I used spot putty to even out gaps and fill in anything I couldn't make flush by sanding.
eye of thundera base
The base was cut out of 1/2" MDF. Polystyrene was used for the front and back details, adhered with cyanoacrylate.
1/8" thick pieces of wood were added to the sides.
I penciled in guides on the bottom of the base to start the detailing. These areas were filled in with Milliput, which is a two part epoxy putty.
A piece of 1/8" thick wood was centered and added to the base. I penciled in more guides for the next addition of Milliput.
I roughly shaped the Milliput within the guides and let it cure.
Once the Milliput was cured, I sanded each side to the proper shape.
The edges of the Milliput were cut off flush with the wood with an X-ACTO knife.
eye of thundera
The base of the Eye was made from PVC pipe and polystyrene.
The polystyrene was adhered to the inside of the first piece of PVC with cyanoacrylate.
The second ring of PVC was added to the polystyrene ring.

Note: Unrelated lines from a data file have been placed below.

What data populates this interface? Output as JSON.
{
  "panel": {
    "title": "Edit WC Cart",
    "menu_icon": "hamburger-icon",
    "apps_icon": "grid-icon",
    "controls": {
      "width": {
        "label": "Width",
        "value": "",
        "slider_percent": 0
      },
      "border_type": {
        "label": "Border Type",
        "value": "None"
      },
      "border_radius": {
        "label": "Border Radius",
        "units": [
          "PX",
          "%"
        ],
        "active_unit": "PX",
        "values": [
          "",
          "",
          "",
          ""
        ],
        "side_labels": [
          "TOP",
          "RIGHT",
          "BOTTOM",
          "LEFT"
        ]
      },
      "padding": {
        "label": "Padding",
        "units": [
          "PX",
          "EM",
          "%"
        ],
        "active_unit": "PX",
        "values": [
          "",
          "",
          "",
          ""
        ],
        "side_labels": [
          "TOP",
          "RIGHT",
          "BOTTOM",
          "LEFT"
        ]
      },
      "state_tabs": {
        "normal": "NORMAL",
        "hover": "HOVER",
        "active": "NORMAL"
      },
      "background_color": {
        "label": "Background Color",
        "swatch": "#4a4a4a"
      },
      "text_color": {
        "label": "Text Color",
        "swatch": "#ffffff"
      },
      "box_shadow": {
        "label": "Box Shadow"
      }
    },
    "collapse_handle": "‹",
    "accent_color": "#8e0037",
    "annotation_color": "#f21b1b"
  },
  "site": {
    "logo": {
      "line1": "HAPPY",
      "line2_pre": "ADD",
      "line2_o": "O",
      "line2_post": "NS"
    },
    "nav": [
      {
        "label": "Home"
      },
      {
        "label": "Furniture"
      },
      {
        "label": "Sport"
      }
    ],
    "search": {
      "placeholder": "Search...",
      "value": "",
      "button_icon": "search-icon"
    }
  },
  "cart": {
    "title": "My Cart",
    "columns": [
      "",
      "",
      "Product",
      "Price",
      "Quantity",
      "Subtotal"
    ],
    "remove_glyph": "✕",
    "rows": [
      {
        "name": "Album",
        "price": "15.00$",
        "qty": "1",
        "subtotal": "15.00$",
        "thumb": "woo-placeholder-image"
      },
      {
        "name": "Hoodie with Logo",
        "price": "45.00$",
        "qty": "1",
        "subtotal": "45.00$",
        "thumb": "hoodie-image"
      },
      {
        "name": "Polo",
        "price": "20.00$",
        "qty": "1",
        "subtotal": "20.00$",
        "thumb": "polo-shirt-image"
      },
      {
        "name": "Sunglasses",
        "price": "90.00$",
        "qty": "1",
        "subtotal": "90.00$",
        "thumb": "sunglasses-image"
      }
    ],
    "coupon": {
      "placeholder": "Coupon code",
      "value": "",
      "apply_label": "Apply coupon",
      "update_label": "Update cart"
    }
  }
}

I then attached the Eye base to its respective piece.
I used a strip of faux wood blind to build up the space between the PVC rings on the outside of the Eye ring.
The "wood grain" pattern gets hidden in a later step.
Polystyrene discs were cut out slightly bigger than the hole they would be sitting in. I adhered them to the PVC with cyanoacrylate.
To make the dome in the disc, I heated the disc with a heat gun just enough to make it pliable and pressed into the center of the disc with a round object until it cooled. The opposite side was harder to do and I had to end up shaping it up correctly with Bondo body filler.
All of the gaps were filled in with spot filler.
Spade shapes cut out of polystyrene.
The spade was cut in the middle and adhered to the base.
Center guide made of polystyrene.
Spade filled in with Milliput. I shaped the Milliput close to the desired shape of the spade. Once cured, I sanded it to the final shape.
Eye made of polystyrene was added.
The base of the blade is polystyrene, cut to the shape of the blade. I used the edge of a faux wood blind, slightly tapered, to make the spine of the blade.
The frame of the blade was filled in with Bondo body filler.
The first details of the blade were cut out of polystyrene. I glued the ends together and made a sleeve that would slide onto the blade making sure the two pieces were properly aligned.
Polystyrene triangles were adhered to the blade, then the sleeve was adhered into place. All gaps were filled in with spot putty. The bigger gaps in between the sleeve and the blade were filled in with Milliput.
I used the same PVC pipe that I used to make the Eye to mark the sleeve for cutting.
I used my Dremel with a sanding drum and sanded this piece to the proper shape. Ready to attach to the Eye.
I primed and wet sanded this piece before adding the textured areas because I didn't want the texture to lose any detail. The textured areas were made with a medium grit sandpaper. The most efficient way to prepare sandpaper pieces like this is to mark them using their respective detail pieces, before the detail pieces are glued into place.
The blade was adhered with two part epoxy adhesive.
dagger mold making
The same exact procedures used to make the handle mold were used to make this mold. Clay pancake with the dagger traced and cut out of it. Seam line created and registration keys added. I did have to make a second level on the clay pancake because of the height difference of the blade compared to the eye.
Several layers of silicone with registration keys. Silicone edge trimmed and registration keys added to the clay.
Free Form Air support shell.
Clay removed from bottom and everything is given a coating of Ease Release 200.
Castings made with black pigmented polyurethane. These mold turned out really well, with the only flashing showing up at the top half of the blade.
I forgot to photo document the assembly of the dagger. I will do so on a future assembling of another dagger.
lets make it!
If you enjoy the step by step process of how my replicas are built, and/or want to build one yourself, this is the place to see how they came together.